(Element data from apps and pages)
BEGIN
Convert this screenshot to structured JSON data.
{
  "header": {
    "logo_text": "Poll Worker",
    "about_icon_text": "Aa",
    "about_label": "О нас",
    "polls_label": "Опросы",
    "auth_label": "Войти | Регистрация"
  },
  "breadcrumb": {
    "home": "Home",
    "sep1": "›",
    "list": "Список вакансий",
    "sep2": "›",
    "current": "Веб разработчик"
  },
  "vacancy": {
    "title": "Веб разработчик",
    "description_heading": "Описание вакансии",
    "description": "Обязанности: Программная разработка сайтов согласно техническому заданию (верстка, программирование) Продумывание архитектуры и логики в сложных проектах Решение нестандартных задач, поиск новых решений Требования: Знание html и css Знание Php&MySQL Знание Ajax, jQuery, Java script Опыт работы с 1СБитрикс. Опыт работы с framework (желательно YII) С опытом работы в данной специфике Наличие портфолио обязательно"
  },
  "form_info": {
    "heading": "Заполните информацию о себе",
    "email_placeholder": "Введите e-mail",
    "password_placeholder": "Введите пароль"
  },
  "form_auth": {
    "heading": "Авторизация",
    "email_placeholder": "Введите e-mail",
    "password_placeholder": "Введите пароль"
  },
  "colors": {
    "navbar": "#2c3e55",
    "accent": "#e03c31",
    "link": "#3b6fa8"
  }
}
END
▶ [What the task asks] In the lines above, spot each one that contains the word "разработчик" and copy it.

▶ [Problem solution]
    "current": "Веб разработчик"
    "title": "Веб разработчик",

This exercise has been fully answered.